How Climate Change is Impacting Home Insurance Policies

How Climate Change is Impacting Home Insurance Policies

As the earth\'s climate continues transforming, the risks associated with owning a property are evolving too. Homeowners around the globe are facing the brunt of changing weather patterns, which not only affect their daily lives but also have significant financial implications. One key aspect that\'s increasingly becoming a point of concern is home insurance. In this article, we\'ll dig into the ways climate change is impacting home insurance policies and what homeowners can expect in the near future.

Climate Change: A Risk Multiplier for Homeowners

At its core, home insurance is designed to protect property owners from unforeseen damages or losses. Typically covering events like fires, storms, and theft, these policies are foundational to the financial well-being of homeowners. However, climate change is altering the frequency and intensity of certain insured events, particularly those related to weather.

For instance, as global temperatures rise, extreme weather events such as hurricanes, floods, wildfires, and severe storms are becoming more common. The increased incidence of such disasters directly influences the insurance industry, as higher claims result in greater losses for insurance companies. These companies are now tasked with reassessing risk and updating their policies to accommodate these changes.

The Rising Costs of Insurance in a Warming World

One of the most immediate effects of climate change on home insurance is the rise in policy premiums. As insurers adjust to cover higher risks, they often make up for potential losses by increasing the costs for homeowners. This translates to more expensive insurance coverage, particularly in areas prone to natural disasters.

In some high-risk regions, insurance companies are even withdrawing their services altogether, leaving residents either uninsured or having to seek coverage through government programs, which can be more costly and offer less comprehensive protection. This creates a coverage gap that leaves many homeowners vulnerable and can significantly impact property values.

Flood Insurance and the New Flood Maps

Floods are among the most common and destructive natural disasters, and climate change is only exacerbating the problem. Rising sea levels and increased rainfall lead to more frequent and severe flooding. Traditional home insurance policies do not usually cover flood damage, which has led to the necessity for separate flood insurance.
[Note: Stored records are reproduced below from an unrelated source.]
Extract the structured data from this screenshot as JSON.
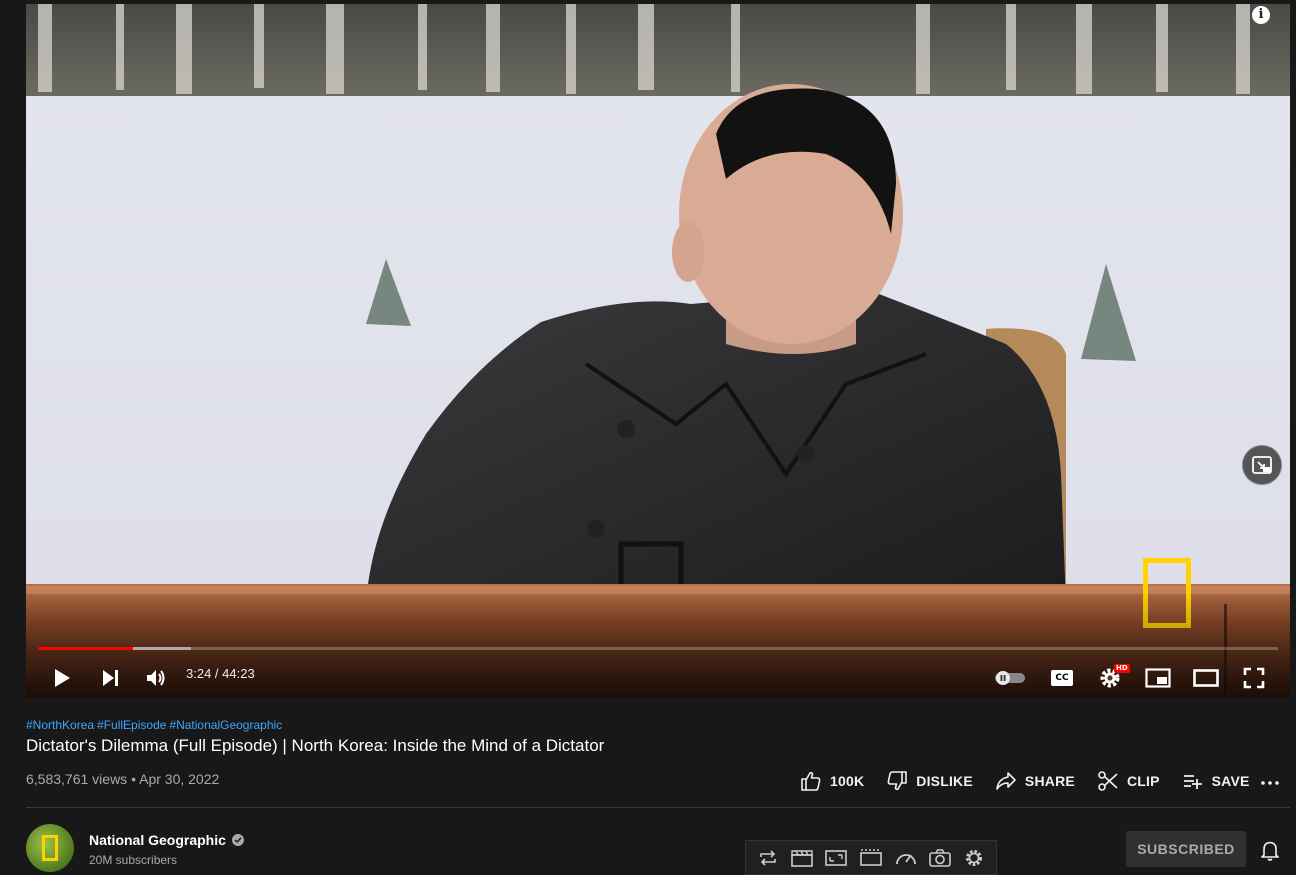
{
  "player": {
    "current_time": "3:24",
    "time_separator": " / ",
    "duration": "44:23",
    "progress_played": 0.0767,
    "progress_buffered": 0.1236,
    "info_glyph": "i",
    "icons": [
      "info-icon",
      "minimize-icon",
      "play-icon",
      "next-icon",
      "volume-icon",
      "autoplay-toggle-icon",
      "captions-icon",
      "settings-icon",
      "miniplayer-icon",
      "theater-icon",
      "fullscreen-icon"
    ],
    "captions_label": "CC",
    "settings_badge": "HD",
    "accent": "#ff0000"
  },
  "video": {
    "hashtags": [
      "#NorthKorea",
      "#FullEpisode",
      "#NationalGeographic"
    ],
    "title": "Dictator's Dilemma (Full Episode) | North Korea: Inside the Mind of a Dictator",
    "views": "6,583,761 views",
    "dot": "•",
    "date": "Apr 30, 2022"
  },
  "actions": {
    "like": "100K",
    "dislike": "DISLIKE",
    "share": "SHARE",
    "clip": "CLIP",
    "save": "SAVE",
    "more_icon": "more-horizontal-icon"
  },
  "channel": {
    "name": "National Geographic",
    "subscribers": "20M subscribers",
    "subscribe_button": "SUBSCRIBED",
    "brand_color": "#ffd200"
  },
  "extension_toolbar": {
    "icons": [
      "loop-icon",
      "clapperboard-icon",
      "screen-resize-icon",
      "cinema-icon",
      "speedometer-icon",
      "camera-icon",
      "gear-icon"
    ]
  },
  "colors": {
    "background": "#181818",
    "link": "#3ea6ff",
    "secondary_text": "#aaaaaa"
  }
}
Government agencies in many countries, especially in the United States through the Federal Emergency Management Agency (FEMA), have been tasked with creating flood maps that are used to determine flood insurance requirements and premiums. However, with the rapidly changing climate, these maps quickly become outdated, potentially underestimating the risk to homeowners. Updating these maps to reflect the reality of climate change is critical for providing proper coverage and informing people about their true level of risk.
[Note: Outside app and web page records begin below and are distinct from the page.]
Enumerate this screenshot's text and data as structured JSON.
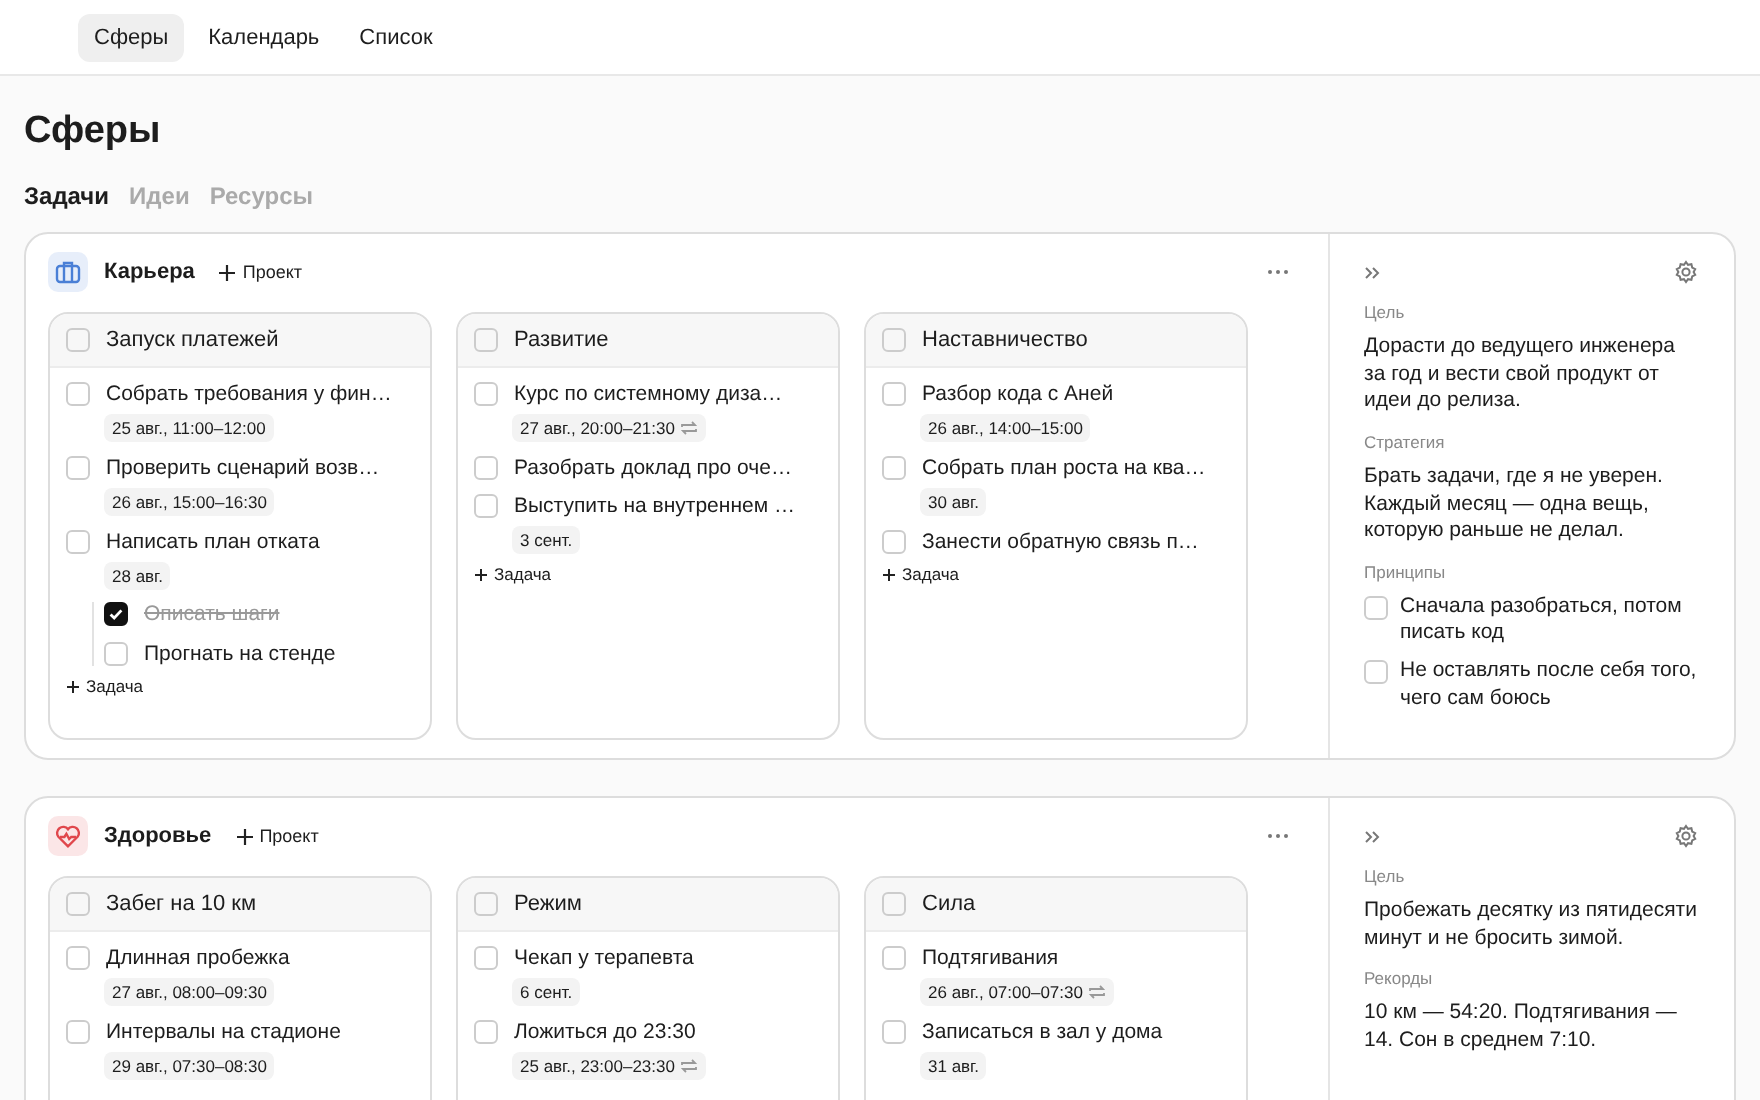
{
  "nav": {
    "tabs": [
      {
        "label": "Сферы",
        "selected": true
      },
      {
        "label": "Календарь",
        "selected": false
      },
      {
        "label": "Список",
        "selected": false
      }
    ]
  },
  "page_title": "Сферы",
  "view_tabs": [
    {
      "label": "Задачи",
      "selected": true
    },
    {
      "label": "Идеи",
      "selected": false
    },
    {
      "label": "Ресурсы",
      "selected": false
    }
  ],
  "spheres": [
    {
      "name": "Карьера",
      "kind": "career",
      "color": "#4a7fd6",
      "add_project": "Проект",
      "projects": [
        {
          "title": "Запуск платежей",
          "checked": false,
          "add_task": "Задача",
          "tasks": [
            {
              "title": "Собрать требования у фин…",
              "checked": false,
              "date": "25 авг., 11:00–12:00",
              "repeat": false
            },
            {
              "title": "Проверить сценарий возв…",
              "checked": false,
              "date": "26 авг., 15:00–16:30",
              "repeat": false
            },
            {
              "title": "Написать план отката",
              "checked": false,
              "date": "28 авг.",
              "repeat": false,
              "children": [
                {
                  "title": "Описать шаги",
                  "checked": true
                },
                {
                  "title": "Прогнать на стенде",
                  "checked": false
                }
              ]
            }
          ]
        },
        {
          "title": "Развитие",
          "checked": false,
          "add_task": "Задача",
          "tasks": [
            {
              "title": "Курс по системному диза…",
              "checked": false,
              "date": "27 авг., 20:00–21:30",
              "repeat": true
            },
            {
              "title": "Разобрать доклад про оче…",
              "checked": false
            },
            {
              "title": "Выступить на внутреннем …",
              "checked": false,
              "date": "3 сент.",
              "repeat": false
            }
          ]
        },
        {
          "title": "Наставничество",
          "checked": false,
          "add_task": "Задача",
          "tasks": [
            {
              "title": "Разбор кода с Аней",
              "checked": false,
              "date": "26 авг., 14:00–15:00",
              "repeat": false
            },
            {
              "title": "Собрать план роста на ква…",
              "checked": false,
              "date": "30 авг.",
              "repeat": false
            },
            {
              "title": "Занести обратную связь п…",
              "checked": false
            }
          ]
        }
      ],
      "panel": [
        {
          "kind": "text",
          "label": "Цель",
          "text": "Дорасти до ведущего инженера за год и вести свой продукт от идеи до релиза."
        },
        {
          "kind": "text",
          "label": "Стратегия",
          "text": "Брать задачи, где я не уверен. Каждый месяц — одна вещь, которую раньше не делал."
        },
        {
          "kind": "checklist",
          "label": "Принципы",
          "items": [
            {
              "text": "Сначала разобраться, потом писать код",
              "checked": false
            },
            {
              "text": "Не оставлять после себя того, чего сам боюсь",
              "checked": false
            }
          ]
        }
      ]
    },
    {
      "name": "Здоровье",
      "kind": "health",
      "color": "#e0474c",
      "add_project": "Проект",
      "projects": [
        {
          "title": "Забег на 10 км",
          "checked": false,
          "tasks": [
            {
              "title": "Длинная пробежка",
              "checked": false,
              "date": "27 авг., 08:00–09:30",
              "repeat": false
            },
            {
              "title": "Интервалы на стадионе",
              "checked": false,
              "date": "29 авг., 07:30–08:30",
              "repeat": false
            }
          ]
        },
        {
          "title": "Режим",
          "checked": false,
          "tasks": [
            {
              "title": "Чекап у терапевта",
              "checked": false,
              "date": "6 сент.",
              "repeat": false
            },
            {
              "title": "Ложиться до 23:30",
              "checked": false,
              "date": "25 авг., 23:00–23:30",
              "repeat": true
            }
          ]
        },
        {
          "title": "Сила",
          "checked": false,
          "tasks": [
            {
              "title": "Подтягивания",
              "checked": false,
              "date": "26 авг., 07:00–07:30",
              "repeat": true
            },
            {
              "title": "Записаться в зал у дома",
              "checked": false,
              "date": "31 авг.",
              "repeat": false
            }
          ]
        }
      ],
      "panel": [
        {
          "kind": "text",
          "label": "Цель",
          "text": "Пробежать десятку из пятидесяти минут и не бросить зимой."
        },
        {
          "kind": "text",
          "label": "Рекорды",
          "text": "10 км — 54:20. Подтягивания — 14. Сон в среднем 7:10."
        }
      ]
    }
  ]
}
Wildfires and Changing Insurance Landscapes

Wildfires are another example of a natural disaster that has seen a dramatic increase in frequency and intensity due to climate change. Drier climates and longer fire seasons have caused a spike in wildfire occurrences, especially in the western United States and Australia. Insurers are responding by raising premiums, requiring fire-resistant materials in homes, or outright denying coverage in fire-prone areas.

Adjusting for Extreme Weather Events

Insurance companies are using increasingly sophisticated models to predict and price the risks from extreme weather events. These models take into account the likelihood of hurricanes, tornadoes, and other extreme conditions when calculating premiums. The better insurance providers can understand and predict these risks, the more accurately they can price policies — but the downside is usually higher costs for homeowners, as models factor in the worsening effects of climate change.

The Role of Government in Insurance Markets

Governments worldwide are beginning to step in where private insurers are stepping back. For example, in areas prone to regular flooding or where wildfires are a common occurrence, public insurance options may become more prevalent. However, this can lead to taxpayers shouldering more of the financial burden for disasters, which is a contentious point in many policy discussions.

Sustainable Practices and Insurance Incentives

On a more positive note, some insurance companies are encouraging sustainable practices by offering discounts or improved coverage for homes with features that mitigate climate risk. These features might include solar panels, energy-efficient appliances, and better constructed roofs that withstand severe weather. By promoting sustainability, insurers help reduce the overall risk and support environmentally friendly choices.

What Homeowners Can Do

As a homeowner, it\'s essential to stay informed about the risks specific to your area and take proactive measures:

1. Review your current home insurance policy to ensure it covers the relevant risks.

2. Consider purchasing additional coverage if you\'re in a high-risk area for floods, wildfires, or storms.

3. Make sustainable upgrades to your home where possible to lower risk and potentially your insurance premiums.

4. Stay updated on local and federal government programs that can offer financial assistance or insurance options in the event of a natural disaster.


It\'s clear that climate change is not just an environmental issue, but a financial one that impacts homeowners\' insurance policies in numerous ways. With the rise of natural disasters, insurance premiums are climbing, and coverage is shifting to match the new risk landscape. While this poses challenges, it also presents opportunities for homeowners to engage in more sustainable practices and for governments and insurance companies to develop innovative solutions. Homeowners will need to stay vigilant, informed, and adaptive to navigate these growing complexities in the home insurance market and to safeguard their properties against the ever-morphing backdrop of climate change.

This article was contributed on Mar 19, 2024